EXERCISE BRIEF = How many lines in these records include the string "this"? Reply with that number alone.

TASK MATERIAL =
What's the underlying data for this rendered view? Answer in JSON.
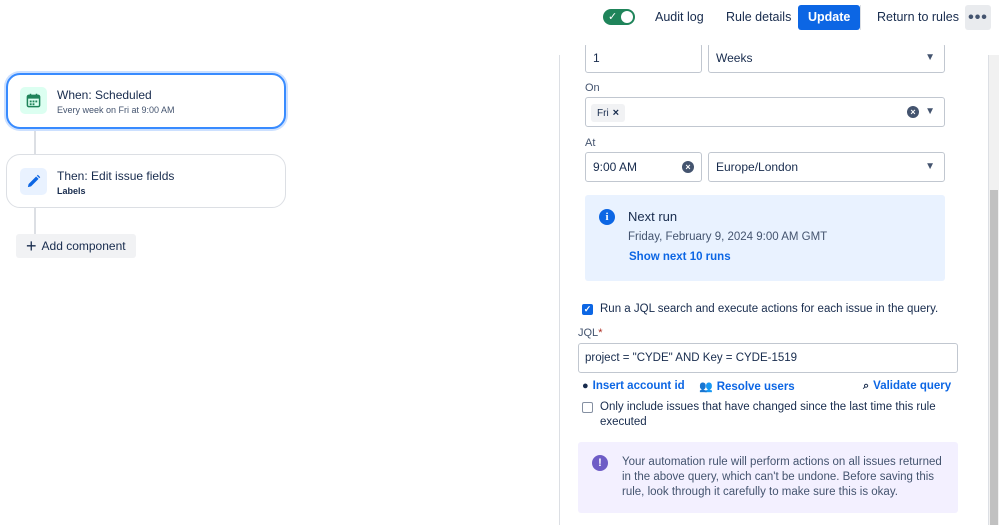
{
  "toolbar": {
    "rule_enabled": true,
    "audit_log": "Audit log",
    "rule_details": "Rule details",
    "update": "Update",
    "return_to_rules": "Return to rules",
    "more": "•••"
  },
  "flow": {
    "trigger": {
      "title": "When: Scheduled",
      "subtitle": "Every week on Fri at 9:00 AM",
      "icon": "calendar-icon"
    },
    "action": {
      "title": "Then: Edit issue fields",
      "subtitle": "Labels",
      "icon": "pencil-icon"
    },
    "add_component": "Add component"
  },
  "panel": {
    "interval_value": "1",
    "interval_unit": "Weeks",
    "on_label": "On",
    "on_days": [
      "Fri"
    ],
    "at_label": "At",
    "at_time": "9:00 AM",
    "timezone": "Europe/London",
    "next_run": {
      "title": "Next run",
      "date": "Friday, February 9, 2024 9:00 AM GMT",
      "link": "Show next 10 runs"
    },
    "run_jql": {
      "checked": true,
      "label": "Run a JQL search and execute actions for each issue in the query."
    },
    "jql_label": "JQL",
    "jql_required": "*",
    "jql_value": "project = \"CYDE\" AND Key = CYDE-1519",
    "actions": {
      "insert_account_id": "Insert account id",
      "resolve_users": "Resolve users",
      "validate_query": "Validate query"
    },
    "only_changed": {
      "checked": false,
      "label_line1": "Only include issues that have changed since the last time this rule",
      "label_line2": "executed"
    },
    "warning": "Your automation rule will perform actions on all issues returned in the above query, which can't be undone. Before saving this rule, look through it carefully to make sure this is okay."
  },
  "colors": {
    "primary": "#0c66e4",
    "toggle_on": "#1f845a",
    "trigger_icon": "#1f845a",
    "action_icon": "#0c66e4",
    "info_bg": "#e9f2ff",
    "warning_bg": "#f3f0ff",
    "warning_icon": "#6e5dc6"
  }
}
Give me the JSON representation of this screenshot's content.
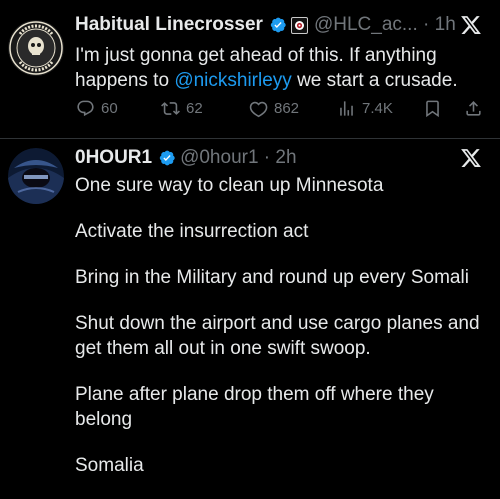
{
  "tweet1": {
    "display_name": "Habitual Linecrosser",
    "handle": "@HLC_ac...",
    "time": "1h",
    "text_before": "I'm just gonna get ahead of this. If anything happens to ",
    "mention": "@nickshirleyy",
    "text_after": " we start a crusade.",
    "stats": {
      "replies": "60",
      "reposts": "62",
      "likes": "862",
      "views": "7.4K"
    },
    "avatar_text": "CROSSER · HABITUAL · LINE"
  },
  "tweet2": {
    "display_name": "0HOUR1",
    "handle": "@0hour1",
    "time": "2h",
    "paragraphs": [
      "One sure way to clean up Minnesota",
      "Activate the insurrection act",
      "Bring in the Military and round up every Somali",
      "Shut down the airport and use cargo planes and get them all out in one swift swoop.",
      "Plane after plane drop them off where they belong",
      "Somalia"
    ]
  },
  "colors": {
    "background": "#000000",
    "text": "#e7e9ea",
    "muted": "#71767b",
    "link": "#1d9bf0",
    "verified": "#1d9bf0"
  },
  "icons": [
    "verified-icon",
    "x-logo-icon",
    "reply-icon",
    "repost-icon",
    "like-icon",
    "views-icon",
    "bookmark-icon",
    "share-icon",
    "affiliate-badge-icon"
  ]
}
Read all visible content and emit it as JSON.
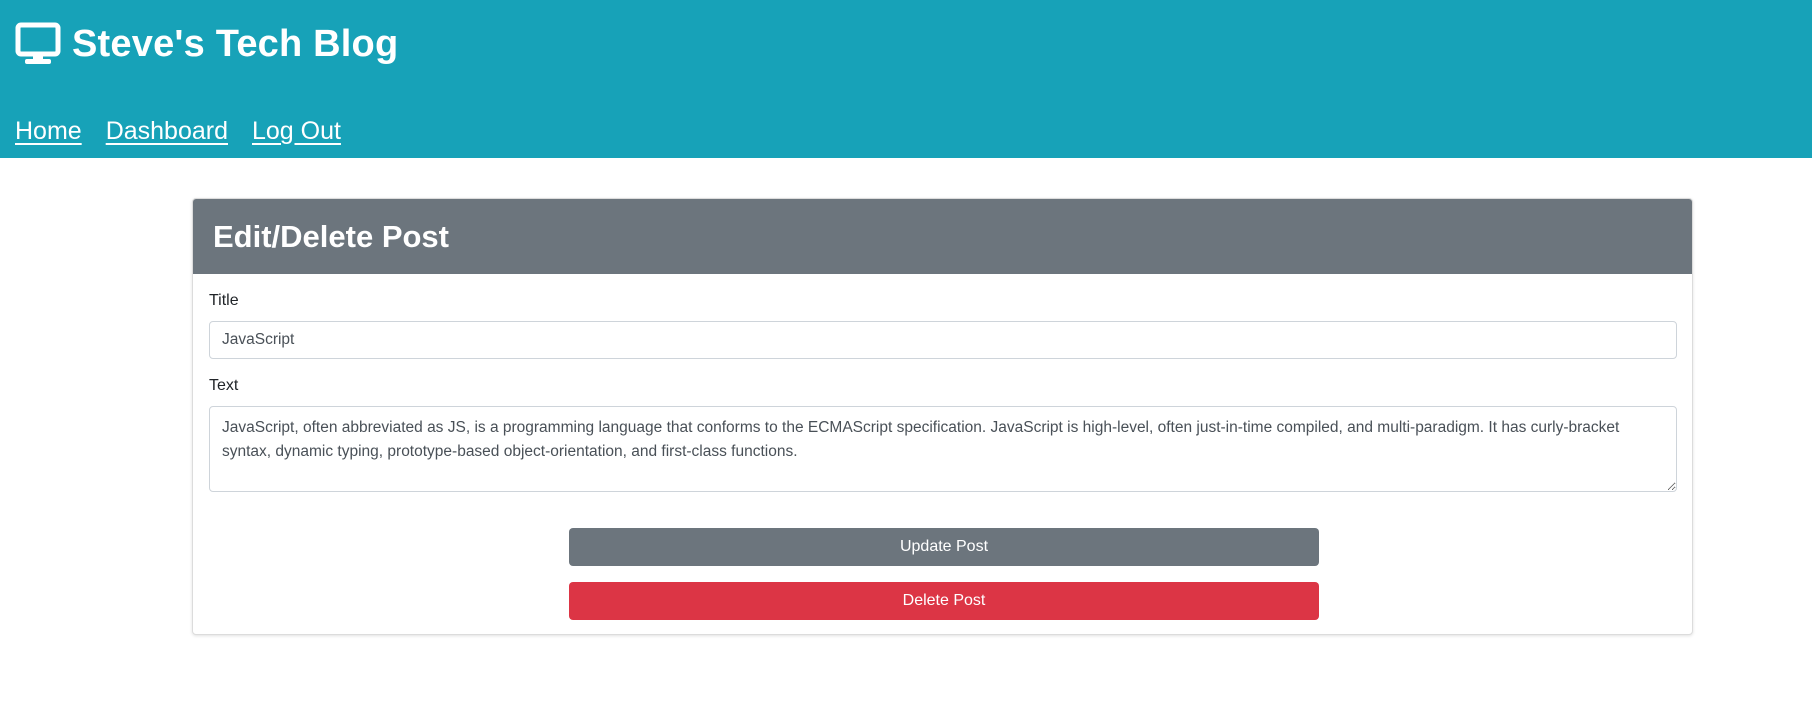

RESULT = 5